Unstructured data is the data most frequently encountered within organizations. It is information stored in its original format, without applying any special processing to it. This data usually consists of textual documents (job descriptions in various formats, for example).


 Structured Data


Structured data corresponds to information formatted according to a predefined structure, allowing it to be organized together and analyzed. It can be numerical data or textual data (lists of standardized occupations and skills, for example).


Related: The challenges of HR data for companies



What are the advantages and disadvantages of these data?


As is often the case there are advantages and disadvantages to both structured and unstructured data.


The advantages of unstructured data


The main advantage of unstructured data is that it can be collected quickly, since it does not follow a specific format. Moreover, since its format is not fixed, it is going to be possible to format it according to the needs and thus multiply the uses of this data.


→ The disadvantages of unstructured data


The main disadvantage of unstructured data is that it cannot be exploited as is, since it is generally heterogeneous.

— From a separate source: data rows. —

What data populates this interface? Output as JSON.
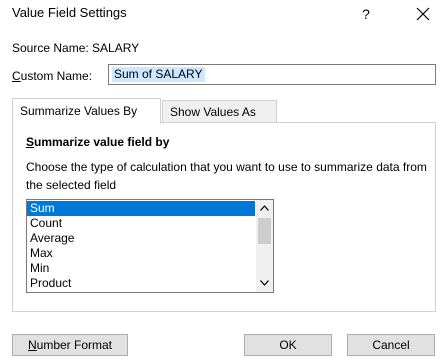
{
  "window": {
    "title": "Value Field Settings",
    "help_label": "?"
  },
  "source": {
    "label": "Source Name:",
    "value": "SALARY"
  },
  "custom_name": {
    "label_accel": "C",
    "label_rest": "ustom Name:",
    "value": "Sum of SALARY"
  },
  "tabs": [
    {
      "label": "Summarize Values By",
      "active": true
    },
    {
      "label": "Show Values As",
      "active": false
    }
  ],
  "summarize": {
    "group_title_accel": "S",
    "group_title_rest": "ummarize value field by",
    "description": "Choose the type of calculation that you want to use to summarize data from the selected field",
    "items": [
      "Sum",
      "Count",
      "Average",
      "Max",
      "Min",
      "Product"
    ],
    "selected": "Sum"
  },
  "buttons": {
    "number_format_accel": "N",
    "number_format_rest": "umber Format",
    "ok": "OK",
    "cancel": "Cancel"
  },
  "colors": {
    "selection": "#0078d7",
    "text_highlight": "#cce8ff"
  }
}
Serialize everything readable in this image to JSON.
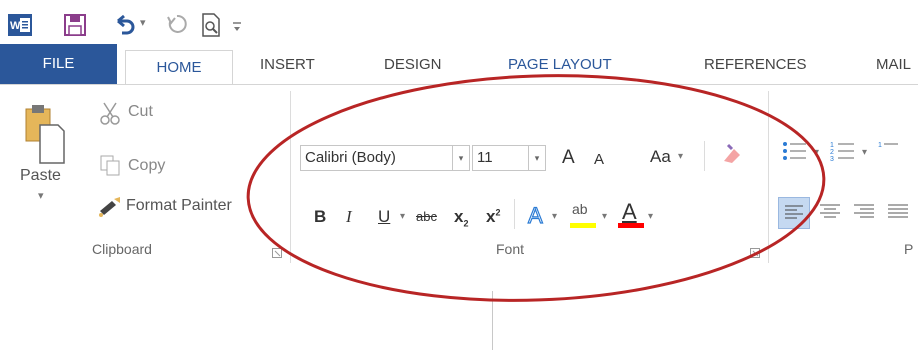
{
  "qat": {
    "word_icon": "word-app-icon",
    "save_icon": "save-icon",
    "undo_icon": "undo-icon",
    "undo_arrow": "▾",
    "redo_icon": "redo-icon",
    "preview_icon": "print-preview-icon",
    "customize_icon": "customize-qat-icon"
  },
  "tabs": {
    "file": "FILE",
    "home": "HOME",
    "insert": "INSERT",
    "design": "DESIGN",
    "page_layout": "PAGE LAYOUT",
    "references": "REFERENCES",
    "mailings_partial": "MAIL"
  },
  "clipboard": {
    "paste": "Paste",
    "paste_arrow": "▾",
    "cut": "Cut",
    "copy": "Copy",
    "format_painter": "Format Painter",
    "group_label": "Clipboard"
  },
  "font": {
    "font_name": "Calibri (Body)",
    "font_size": "11",
    "grow_font": "A",
    "shrink_font": "A",
    "change_case": "Aa",
    "bold": "B",
    "italic": "I",
    "underline": "U",
    "strikethrough": "abc",
    "subscript": "x",
    "superscript": "x",
    "text_effects": "A",
    "highlight": "ab",
    "font_color": "A",
    "group_label": "Font"
  },
  "paragraph": {
    "group_label_partial": "P"
  },
  "colors": {
    "accent": "#2b579a",
    "annotation_ellipse": "#b82525",
    "highlight_yellow": "#ffff00",
    "font_color_red": "#ff0000",
    "selected_align_bg": "#c5d9f1"
  }
}
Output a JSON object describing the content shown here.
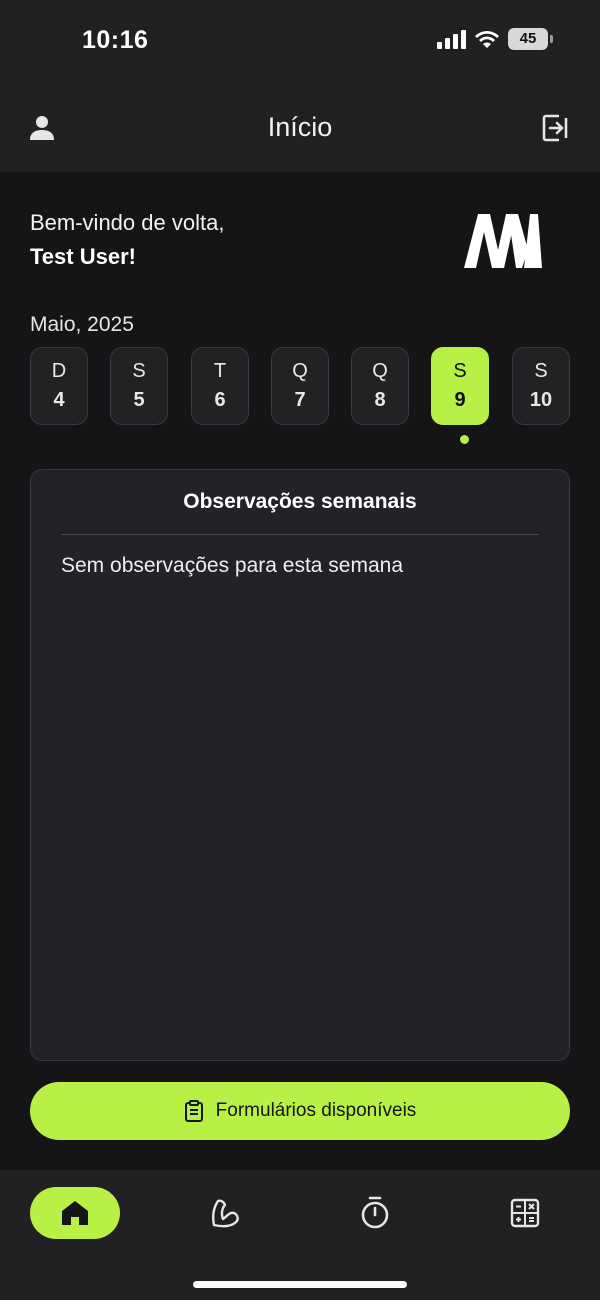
{
  "status_bar": {
    "time": "10:16",
    "battery": "45"
  },
  "header": {
    "title": "Início"
  },
  "greeting": {
    "line1": "Bem-vindo de volta,",
    "line2": "Test User!"
  },
  "calendar": {
    "month": "Maio, 2025",
    "days": [
      {
        "letter": "D",
        "number": "4"
      },
      {
        "letter": "S",
        "number": "5"
      },
      {
        "letter": "T",
        "number": "6"
      },
      {
        "letter": "Q",
        "number": "7"
      },
      {
        "letter": "Q",
        "number": "8"
      },
      {
        "letter": "S",
        "number": "9"
      },
      {
        "letter": "S",
        "number": "10"
      }
    ],
    "selected_index": 5
  },
  "observations": {
    "title": "Observações semanais",
    "empty_text": "Sem observações para esta semana"
  },
  "forms_button": {
    "label": "Formulários disponíveis",
    "icon": "clipboard-icon"
  },
  "bottom_nav": {
    "items": [
      {
        "icon": "home-icon",
        "active": true
      },
      {
        "icon": "arm-muscle-icon",
        "active": false
      },
      {
        "icon": "stopwatch-icon",
        "active": false
      },
      {
        "icon": "calculator-icon",
        "active": false
      }
    ]
  },
  "colors": {
    "accent": "#b8f045",
    "background": "#151517",
    "surface": "#212124",
    "card": "#232327"
  }
}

Therefore, they require the use of data science specialists and/or dedicated tools to structure and analyze them.


Good to know:

Data science is a scientific discipline that uses techniques and models from the fields of mathematics and computer science to extract and “make sense” of structured and unstructured data.


 The advantages of structured data


As for structured data, its advantage is that it is easily exploitable by artificial intelligence algorithms. The structure they follow allows machine learning tools to identify and process information quickly.


→ The disadvantages of structured data


The main disadvantage of structured data for organizations is that it requires establishing and following specific writing format structures. Depending on their needs, choosing which fields to fill in can be time-consuming and resource-intensive. In addition, the definition of these fields is sometimes imprecise, which leads to heterogeneity in the filling of these fields if several people fill them.



Today, data structuring can be automated thanks to algorithms. Based on text recognition and matching technologies using the latest forms of artificial intelligence (NLP, neural networks), these algorithms are able to clean and structure the data of organizations. They represent a valuable time-saver for HR teams, allowing them to focus on the areas where they can add the most value.


Good to know:

The standardization of textual data, therefore of most HR data, consists of aligning the data to the same “language”. For example, the same job may have several names depending on the organization. Standardizing the names by replacing them with the job they represent makes it easier to compare them because they are transcribed into the same “language”.

Find out more about jobs and skills data:

Discover Boostrs’ Jobs and Skills Library APIs

Illustration credits: https://www.istockphoto.com/fr/portfolio/irina_shatilova